How do you evaluate the fact that Brazil has been making an effort to implement and strengthen the RAES in recent years and has been promoting cooperation on school feeding since 2009 with FAO?
Brazil is the model that we have used in this cooperation agreement between FAO and the Brazilian Government to build and expand a vision of universal human right that school feeding has today in Latin America and the Caribbean. Before the support of the project with Brazil, there were isolated school feeding programs, some with deliveries of glasses of milk, cookies. And in some countries there was absolutely nothing.
With the development and support of the Brazil-FAO International Cooperation, we have managed to move the discussion on school feeding to a level of guarantee of rights and on the human right to adequate food.
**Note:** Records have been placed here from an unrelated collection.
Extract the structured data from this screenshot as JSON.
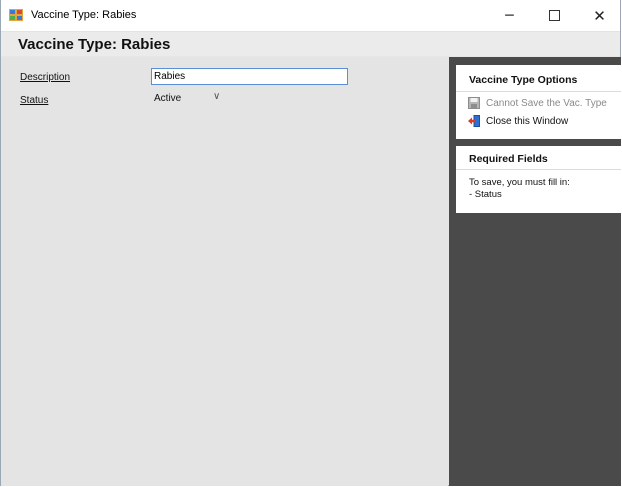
{
  "window": {
    "title": "Vaccine Type: Rabies",
    "minimize_glyph": "─",
    "close_glyph": "✕"
  },
  "header": {
    "title": "Vaccine Type: Rabies"
  },
  "form": {
    "description_label": "Description",
    "description_value": "Rabies",
    "status_label": "Status",
    "status_value": "Active",
    "status_chevron": "∨"
  },
  "options_panel": {
    "title": "Vaccine Type Options",
    "save_label": "Cannot Save the Vac. Type",
    "close_label": "Close this Window",
    "save_icon": "floppy-disk-icon",
    "close_icon": "exit-door-icon"
  },
  "required_panel": {
    "title": "Required Fields",
    "line1": "To save, you must fill in:",
    "line2": "- Status"
  },
  "colors": {
    "sidebar_bg": "#4a4a4a",
    "form_bg": "#e4e4e4",
    "input_focus_border": "#5c8fd6",
    "disabled_text": "#8a8a8a"
  }
}
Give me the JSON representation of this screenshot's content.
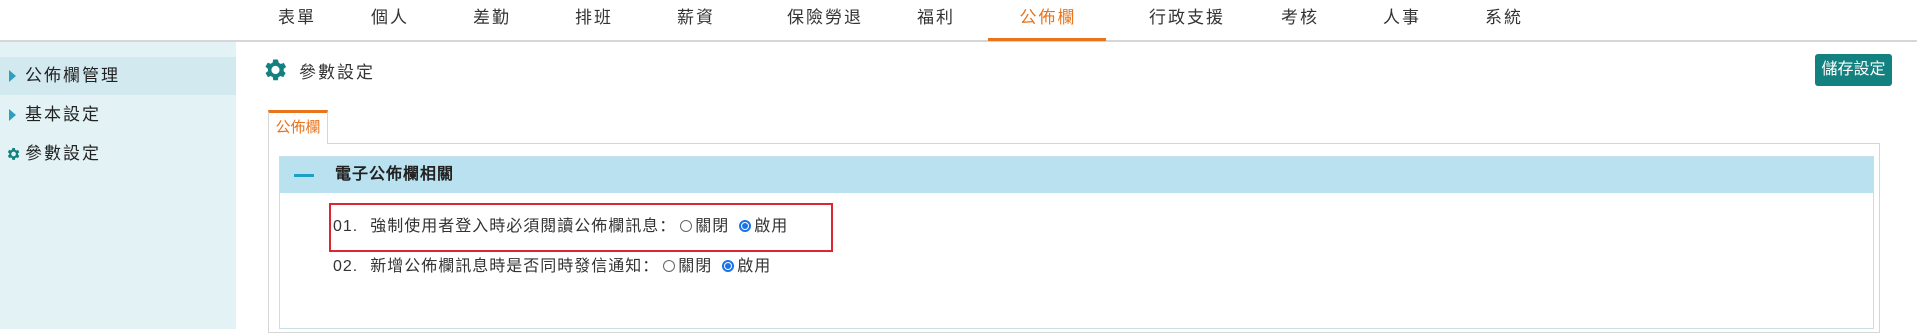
{
  "nav": {
    "items": [
      "表單",
      "個人",
      "差勤",
      "排班",
      "薪資",
      "保險勞退",
      "福利",
      "公佈欄",
      "行政支援",
      "考核",
      "人事",
      "系統"
    ],
    "active": "公佈欄"
  },
  "sidebar": {
    "items": [
      {
        "label": "公佈欄管理",
        "icon": "triangle-right-icon"
      },
      {
        "label": "基本設定",
        "icon": "triangle-right-icon"
      },
      {
        "label": "參數設定",
        "icon": "gear-icon"
      }
    ]
  },
  "page": {
    "title": "參數設定",
    "title_icon": "gear-icon",
    "save_label": "儲存設定"
  },
  "tabs": [
    {
      "label": "公佈欄"
    }
  ],
  "section": {
    "title": "電子公佈欄相關",
    "settings": [
      {
        "num": "01.",
        "label": "強制使用者登入時必須閱讀公佈欄訊息：",
        "off": "關閉",
        "on": "啟用",
        "value": "啟用"
      },
      {
        "num": "02.",
        "label": "新增公佈欄訊息時是否同時發信通知：",
        "off": "關閉",
        "on": "啟用",
        "value": "啟用"
      }
    ]
  },
  "colors": {
    "accent": "#e8741c",
    "save_button": "#12817f",
    "sidebar_bg": "#e3f3f5",
    "section_header": "#b9e1f0",
    "highlight": "#d9282f"
  }
}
Today that is already clear in the vast majority of countries.
Therefore, we are going to continue with this effort from the cooperation to strengthen and consolidate what has already been advanced. We have achieved a lot in strengthening the school feeding policy in these countries with which we work. Today several countries already have school feeding laws and have stronger and more efficient school feeding programs, understanding that the delivery of food in schools is a vehicle to combat poverty, malnutrition and improve education.
Another achievement of this joint work in the region is the Sustainable Schools methodology, which has already reached more than 23,000 schools. Could you comment about it?
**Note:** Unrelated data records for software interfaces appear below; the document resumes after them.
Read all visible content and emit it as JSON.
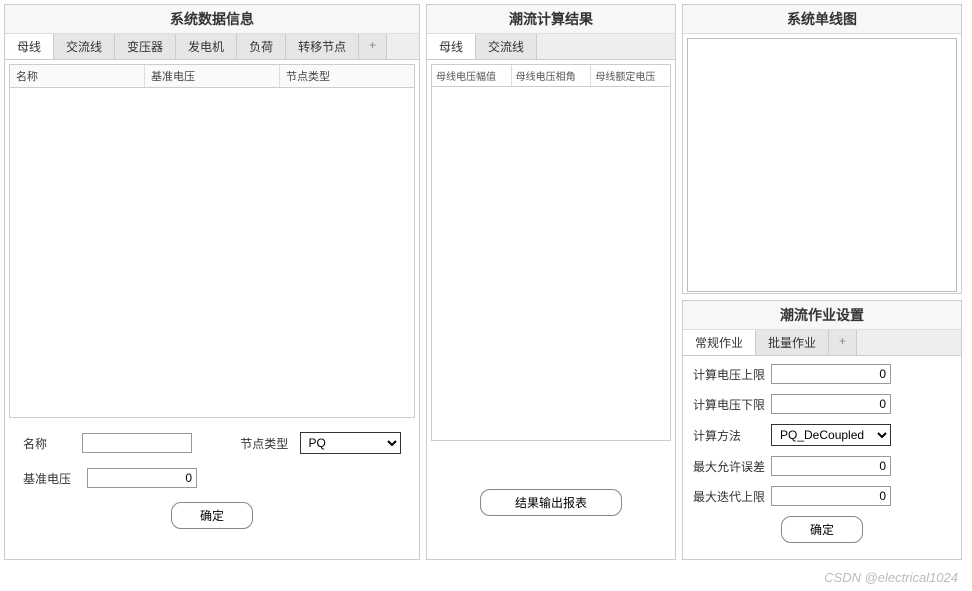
{
  "left": {
    "title": "系统数据信息",
    "tabs": [
      "母线",
      "交流线",
      "变压器",
      "发电机",
      "负荷",
      "转移节点"
    ],
    "add_tab": "+",
    "table_headers": [
      "名称",
      "基准电压",
      "节点类型"
    ],
    "form": {
      "name_label": "名称",
      "name_value": "",
      "node_type_label": "节点类型",
      "node_type_value": "PQ",
      "base_v_label": "基准电压",
      "base_v_value": "0",
      "submit": "确定"
    }
  },
  "middle_top": {
    "title": "系统单线图"
  },
  "middle_bottom": {
    "title": "潮流作业设置",
    "tabs": [
      "常规作业",
      "批量作业"
    ],
    "add_tab": "+",
    "fields": {
      "v_upper_label": "计算电压上限",
      "v_upper_value": "0",
      "v_lower_label": "计算电压下限",
      "v_lower_value": "0",
      "method_label": "计算方法",
      "method_value": "PQ_DeCoupled",
      "tol_label": "最大允许误差",
      "tol_value": "0",
      "iter_label": "最大迭代上限",
      "iter_value": "0",
      "submit": "确定"
    }
  },
  "right": {
    "title": "潮流计算结果",
    "tabs": [
      "母线",
      "交流线"
    ],
    "table_headers": [
      "母线电压幅值",
      "母线电压相角",
      "母线额定电压"
    ],
    "export_button": "结果输出报表"
  },
  "watermark": "CSDN @electrical1024"
}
This methodology is a very broad concept that considers school feeding as an element that catalyzes other advances and impacts. Through the meal that the child receives in a school, hunger is combated, it is ensured that the students receives adequate, sufficient, innocuous, nutritious food, with cultural relevance, thus combating food insecurity and other problems, such as malnutrition. At the same time, public purchases of local food favor family farmers and develop the local economy. In addition to that, the Sustainable Schools methodology has other components such as social participation, inter-institutional articulation and the use of pedagogical school gardens. These specific elements have a sustainable perspective that goes far beyond the act of delivering food and are in accordance with the goals proposed in the 2030 Agenda and the Sustainable Development Goals (SDG).
After 14 years of work, what challenges and goals are still in sight for the future?
We have an enormous challenge that is the fulfillment of the goals for sustainable development until 2030. It will be important to make visible the contribution of food in the development for this agenda, especially to the SDG 2 (zero hunger), the SDG 1 (end of poverty), and to the themes of health, education and gap of gender, for instance. Another challenge is to integrate a conscientious look at the environmental aspects from school meals.
School feeding has this wonderful ability to generate environmental awareness that allows us to take care of the planet’s health, promote a better, more sustainable food culture, avoid the use of products that pollute the environment, promote the consumption of healthy foods, especially local production. These will be key actions and skills for life and for sustainable development.
We will also have to combat all forms of malnutrition, especially the obesity epidemic that we are facing today in the region. It is important that, from school feeding and the components of food and nutrition education, emerge ways to combat obesity and overweight more effectively, training teachers, the educational community, students, and parents. And of course I cannot stop talking about the financial, budgetary and human resources aspects. That should not be a limitation. It is key in any policy, in addition to aspects related to monitoring and evaluation. And sometimes there is not enough data regarding the impacts that are desired, such as combating overweight or improving learning indicators.
You have mentioned budget, which in fact is a theme repeated in our events and actions as a difficulty… How to raise awareness about the importance of this theme to the politicians and lawmakers?
It is necessary to demonstrate that it is a public investment with great returns to society. Investing in school feeding from infancy is investing in the population that is strengthening and consolidating its eating habits. If we don’t invest on it, we will have a future generation with chronic diseases, obesity, overweight, and unhealthy people. Investing in education is one of the main policies for social protection and productive social inclusion. That is why school feeding laws are important for establishing a budget and financial allocation mechanisms.